• _Problem to solve_: Go through the records and extract every line with the word "answering".

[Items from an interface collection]
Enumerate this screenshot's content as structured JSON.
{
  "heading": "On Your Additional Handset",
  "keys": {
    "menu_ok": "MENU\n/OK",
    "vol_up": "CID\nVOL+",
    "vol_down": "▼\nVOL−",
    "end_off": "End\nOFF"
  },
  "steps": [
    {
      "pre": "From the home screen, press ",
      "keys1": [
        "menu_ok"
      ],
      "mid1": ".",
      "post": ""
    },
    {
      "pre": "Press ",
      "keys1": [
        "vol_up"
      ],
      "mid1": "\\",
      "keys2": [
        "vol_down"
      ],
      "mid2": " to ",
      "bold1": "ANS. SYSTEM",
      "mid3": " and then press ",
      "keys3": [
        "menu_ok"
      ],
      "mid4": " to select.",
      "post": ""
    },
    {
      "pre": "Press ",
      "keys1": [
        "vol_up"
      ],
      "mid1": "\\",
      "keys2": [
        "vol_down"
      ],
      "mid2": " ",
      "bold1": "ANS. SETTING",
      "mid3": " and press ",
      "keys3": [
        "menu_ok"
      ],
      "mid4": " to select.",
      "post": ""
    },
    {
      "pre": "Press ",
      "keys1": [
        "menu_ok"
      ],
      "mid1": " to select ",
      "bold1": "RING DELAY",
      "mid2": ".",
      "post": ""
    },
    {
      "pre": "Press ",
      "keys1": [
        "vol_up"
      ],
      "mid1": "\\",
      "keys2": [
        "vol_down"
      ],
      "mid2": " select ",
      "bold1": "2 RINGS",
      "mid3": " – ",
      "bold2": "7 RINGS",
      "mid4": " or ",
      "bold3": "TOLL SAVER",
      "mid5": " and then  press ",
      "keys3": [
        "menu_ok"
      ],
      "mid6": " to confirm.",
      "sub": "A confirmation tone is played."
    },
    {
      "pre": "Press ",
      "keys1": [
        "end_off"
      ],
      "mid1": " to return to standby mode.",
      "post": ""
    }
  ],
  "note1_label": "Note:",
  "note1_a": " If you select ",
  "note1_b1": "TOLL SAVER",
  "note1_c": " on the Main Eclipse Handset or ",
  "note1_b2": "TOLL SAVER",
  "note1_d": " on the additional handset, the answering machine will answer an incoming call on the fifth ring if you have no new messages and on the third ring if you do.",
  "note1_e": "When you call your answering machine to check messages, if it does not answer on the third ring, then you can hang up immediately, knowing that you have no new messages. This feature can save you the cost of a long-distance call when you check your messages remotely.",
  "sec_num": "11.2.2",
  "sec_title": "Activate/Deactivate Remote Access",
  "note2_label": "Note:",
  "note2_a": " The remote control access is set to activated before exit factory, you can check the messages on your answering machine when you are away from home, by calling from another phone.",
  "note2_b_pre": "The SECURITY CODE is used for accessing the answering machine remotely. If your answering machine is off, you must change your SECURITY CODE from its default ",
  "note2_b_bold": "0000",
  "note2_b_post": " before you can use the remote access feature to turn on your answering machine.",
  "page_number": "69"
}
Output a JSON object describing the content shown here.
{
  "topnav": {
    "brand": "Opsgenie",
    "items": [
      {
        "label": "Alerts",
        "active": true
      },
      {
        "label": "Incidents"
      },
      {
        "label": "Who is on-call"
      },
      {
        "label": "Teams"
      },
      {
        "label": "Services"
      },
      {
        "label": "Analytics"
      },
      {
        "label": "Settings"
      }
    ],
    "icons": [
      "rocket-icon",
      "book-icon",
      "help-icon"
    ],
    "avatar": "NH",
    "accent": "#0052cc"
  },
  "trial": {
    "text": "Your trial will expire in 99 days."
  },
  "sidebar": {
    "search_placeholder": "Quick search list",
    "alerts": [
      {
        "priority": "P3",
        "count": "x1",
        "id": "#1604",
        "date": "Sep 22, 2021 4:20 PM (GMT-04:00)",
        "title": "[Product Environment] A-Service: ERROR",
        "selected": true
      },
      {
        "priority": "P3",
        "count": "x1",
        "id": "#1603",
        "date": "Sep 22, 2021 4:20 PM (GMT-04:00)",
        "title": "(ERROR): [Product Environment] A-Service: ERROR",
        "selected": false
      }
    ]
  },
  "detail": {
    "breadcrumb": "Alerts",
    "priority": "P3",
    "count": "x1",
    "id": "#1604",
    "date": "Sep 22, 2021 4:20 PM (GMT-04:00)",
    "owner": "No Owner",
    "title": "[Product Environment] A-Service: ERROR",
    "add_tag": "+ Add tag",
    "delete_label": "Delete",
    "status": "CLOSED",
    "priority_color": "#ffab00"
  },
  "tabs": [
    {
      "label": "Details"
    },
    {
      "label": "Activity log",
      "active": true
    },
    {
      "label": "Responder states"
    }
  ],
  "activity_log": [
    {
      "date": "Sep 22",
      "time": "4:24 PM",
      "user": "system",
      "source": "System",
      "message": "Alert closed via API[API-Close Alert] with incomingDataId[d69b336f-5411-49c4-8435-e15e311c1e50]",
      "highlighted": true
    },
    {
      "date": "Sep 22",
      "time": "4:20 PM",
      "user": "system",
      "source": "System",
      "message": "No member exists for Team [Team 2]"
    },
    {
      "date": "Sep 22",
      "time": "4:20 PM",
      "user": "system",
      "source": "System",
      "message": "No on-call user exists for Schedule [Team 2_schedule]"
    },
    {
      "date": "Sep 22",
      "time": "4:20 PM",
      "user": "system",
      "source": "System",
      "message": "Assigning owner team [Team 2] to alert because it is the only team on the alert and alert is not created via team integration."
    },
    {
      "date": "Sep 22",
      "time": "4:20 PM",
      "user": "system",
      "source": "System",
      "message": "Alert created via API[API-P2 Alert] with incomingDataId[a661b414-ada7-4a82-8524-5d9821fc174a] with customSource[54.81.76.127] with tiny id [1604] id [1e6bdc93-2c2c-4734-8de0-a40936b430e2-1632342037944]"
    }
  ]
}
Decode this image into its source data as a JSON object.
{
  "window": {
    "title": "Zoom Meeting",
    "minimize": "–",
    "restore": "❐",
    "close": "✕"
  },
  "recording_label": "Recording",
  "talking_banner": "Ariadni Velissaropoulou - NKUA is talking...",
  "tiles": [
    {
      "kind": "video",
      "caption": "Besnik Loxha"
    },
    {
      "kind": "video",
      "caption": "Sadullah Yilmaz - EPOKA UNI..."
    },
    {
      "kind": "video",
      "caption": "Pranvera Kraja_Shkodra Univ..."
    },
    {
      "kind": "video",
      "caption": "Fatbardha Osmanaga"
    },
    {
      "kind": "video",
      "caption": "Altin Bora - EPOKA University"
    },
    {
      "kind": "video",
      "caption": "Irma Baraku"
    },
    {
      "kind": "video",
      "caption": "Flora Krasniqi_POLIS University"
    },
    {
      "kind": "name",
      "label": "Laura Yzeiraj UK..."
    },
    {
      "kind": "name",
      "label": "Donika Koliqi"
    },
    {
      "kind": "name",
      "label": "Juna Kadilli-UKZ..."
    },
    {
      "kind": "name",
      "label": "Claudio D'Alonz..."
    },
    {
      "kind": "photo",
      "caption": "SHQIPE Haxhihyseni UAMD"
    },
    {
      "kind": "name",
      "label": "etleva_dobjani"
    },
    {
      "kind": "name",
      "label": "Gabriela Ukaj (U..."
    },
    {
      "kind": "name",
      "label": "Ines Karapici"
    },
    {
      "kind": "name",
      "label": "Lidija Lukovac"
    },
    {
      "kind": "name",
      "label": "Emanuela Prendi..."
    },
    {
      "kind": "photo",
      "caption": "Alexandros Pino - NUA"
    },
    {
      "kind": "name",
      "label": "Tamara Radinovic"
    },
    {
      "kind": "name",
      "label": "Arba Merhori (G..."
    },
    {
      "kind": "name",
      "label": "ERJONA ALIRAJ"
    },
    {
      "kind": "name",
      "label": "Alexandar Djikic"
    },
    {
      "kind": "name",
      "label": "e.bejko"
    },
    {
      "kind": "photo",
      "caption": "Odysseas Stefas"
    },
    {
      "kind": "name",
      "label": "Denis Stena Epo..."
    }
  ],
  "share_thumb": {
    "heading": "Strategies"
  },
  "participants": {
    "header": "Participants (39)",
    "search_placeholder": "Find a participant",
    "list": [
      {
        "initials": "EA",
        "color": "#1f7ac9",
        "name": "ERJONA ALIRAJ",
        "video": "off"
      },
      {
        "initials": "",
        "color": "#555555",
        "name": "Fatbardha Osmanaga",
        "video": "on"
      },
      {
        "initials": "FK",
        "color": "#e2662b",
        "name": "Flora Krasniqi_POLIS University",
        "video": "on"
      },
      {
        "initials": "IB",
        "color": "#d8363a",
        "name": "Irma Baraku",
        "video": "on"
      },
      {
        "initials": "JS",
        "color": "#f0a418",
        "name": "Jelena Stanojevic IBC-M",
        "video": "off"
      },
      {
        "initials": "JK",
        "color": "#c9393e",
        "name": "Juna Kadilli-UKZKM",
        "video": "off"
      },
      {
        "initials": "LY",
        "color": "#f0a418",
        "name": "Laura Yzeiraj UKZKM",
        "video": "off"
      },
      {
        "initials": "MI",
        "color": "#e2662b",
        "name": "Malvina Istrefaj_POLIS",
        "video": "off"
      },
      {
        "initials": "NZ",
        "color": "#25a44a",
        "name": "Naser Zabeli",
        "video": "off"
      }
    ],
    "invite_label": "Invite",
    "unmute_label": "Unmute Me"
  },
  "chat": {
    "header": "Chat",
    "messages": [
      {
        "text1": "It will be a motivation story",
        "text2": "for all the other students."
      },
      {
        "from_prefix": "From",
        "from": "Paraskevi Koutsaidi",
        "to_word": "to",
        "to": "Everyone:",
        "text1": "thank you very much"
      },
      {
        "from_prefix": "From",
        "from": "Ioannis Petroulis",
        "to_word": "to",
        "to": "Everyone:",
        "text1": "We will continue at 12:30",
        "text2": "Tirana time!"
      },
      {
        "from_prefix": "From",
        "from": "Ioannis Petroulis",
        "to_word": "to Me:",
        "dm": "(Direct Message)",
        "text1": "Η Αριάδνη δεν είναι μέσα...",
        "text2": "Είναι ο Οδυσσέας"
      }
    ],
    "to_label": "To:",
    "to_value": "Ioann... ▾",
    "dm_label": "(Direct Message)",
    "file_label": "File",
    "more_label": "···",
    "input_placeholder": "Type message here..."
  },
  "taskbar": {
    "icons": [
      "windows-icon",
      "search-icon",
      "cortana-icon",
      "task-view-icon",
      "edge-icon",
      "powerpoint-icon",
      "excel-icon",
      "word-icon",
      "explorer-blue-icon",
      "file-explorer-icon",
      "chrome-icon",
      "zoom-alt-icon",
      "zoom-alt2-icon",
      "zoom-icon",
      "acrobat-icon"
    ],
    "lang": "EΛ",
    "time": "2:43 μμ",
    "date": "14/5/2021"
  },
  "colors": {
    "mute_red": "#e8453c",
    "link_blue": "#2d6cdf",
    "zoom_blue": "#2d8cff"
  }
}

• _Solution below_:
  "note1_d": " on the additional handset, the answering machine will answer an incoming call on the fifth ring if you have no new messages and on the third ring if you do.",
  "note1_e": "When you call your answering machine to check messages, if it does not answer on the third ring, then you can hang up immediately, knowing that you have no new messages. This feature can save you the cost of a long-distance call when you check your messages remotely.",
  "note2_a": " The remote control access is set to activated before exit factory, you can check the messages on your answering machine when you are away from home, by calling from another phone.",
  "note2_b_pre": "The SECURITY CODE is used for accessing the answering machine remotely. If your answering machine is off, you must change your SECURITY CODE from its default ",
  "note2_b_post": " before you can use the remote access feature to turn on your answering machine.",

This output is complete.